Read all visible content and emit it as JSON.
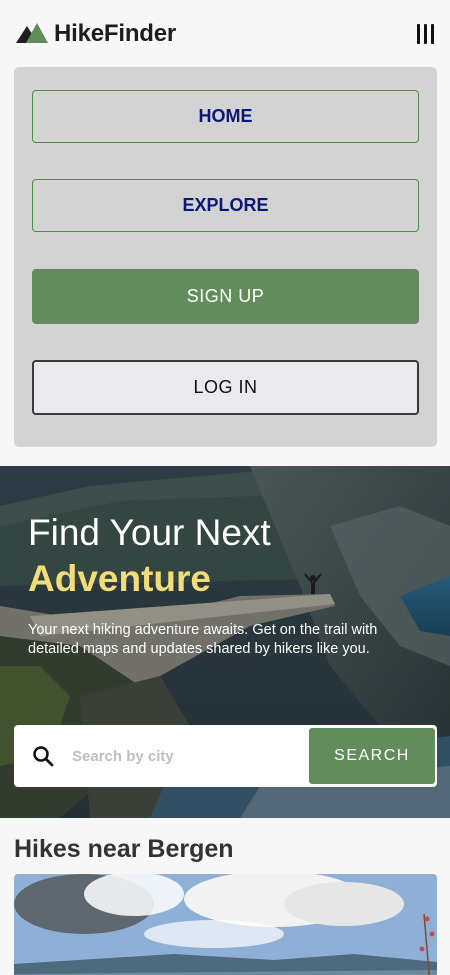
{
  "header": {
    "brand": "HikeFinder",
    "logo_icon": "mountain-icon",
    "menu_icon": "hamburger-menu-icon"
  },
  "nav": {
    "items": [
      {
        "label": "HOME"
      },
      {
        "label": "EXPLORE"
      },
      {
        "label": "SIGN UP"
      },
      {
        "label": "LOG IN"
      }
    ]
  },
  "hero": {
    "title_line1": "Find Your Next",
    "title_line2": "Adventure",
    "subtitle": "Your next hiking adventure awaits. Get on the trail with detailed maps and updates shared by hikers like you."
  },
  "search": {
    "placeholder": "Search by city",
    "value": "",
    "button_label": "SEARCH",
    "icon": "search-icon"
  },
  "section": {
    "title": "Hikes near Bergen"
  },
  "colors": {
    "brand_green": "#638c5c",
    "nav_text": "#0c1878",
    "accent_yellow": "#f3dd7a",
    "panel_bg": "#d3d3d3"
  }
}
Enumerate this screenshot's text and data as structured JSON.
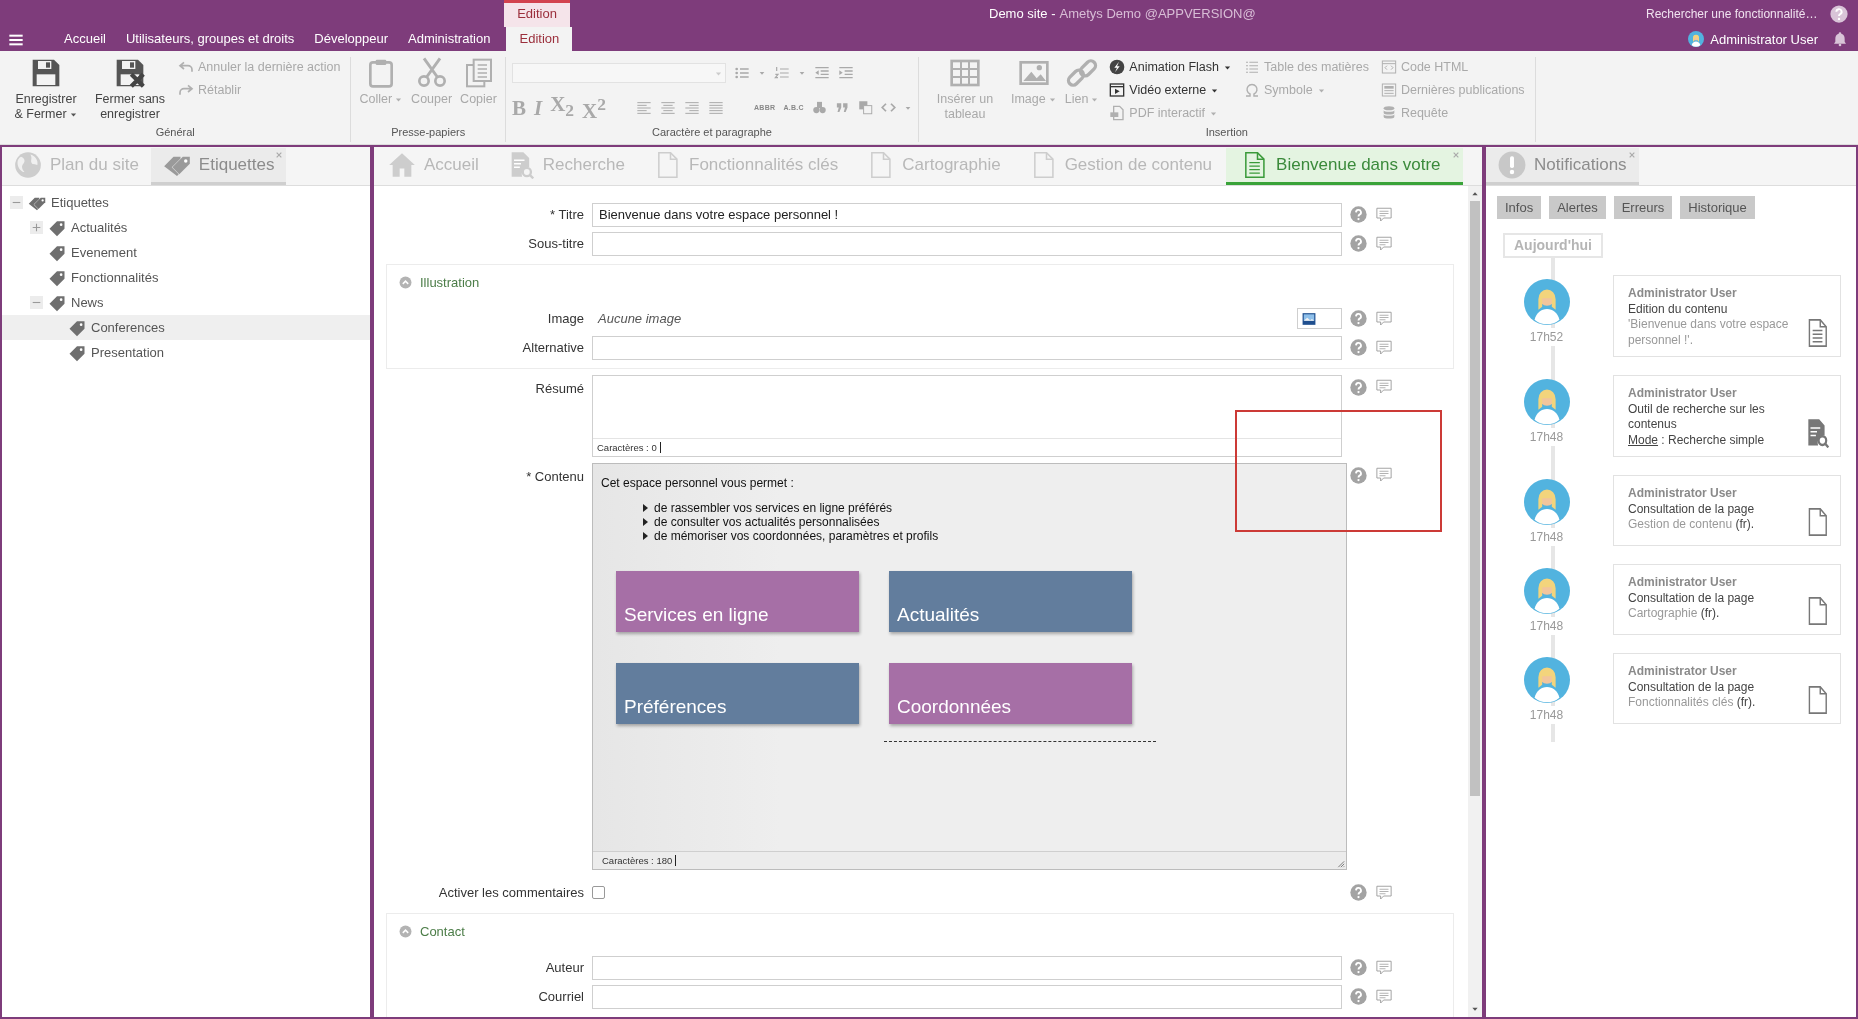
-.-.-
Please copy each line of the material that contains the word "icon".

    "logo_icon": "mountain-icon",
    "menu_icon": "hamburger-menu-icon"
    "icon": "search-icon"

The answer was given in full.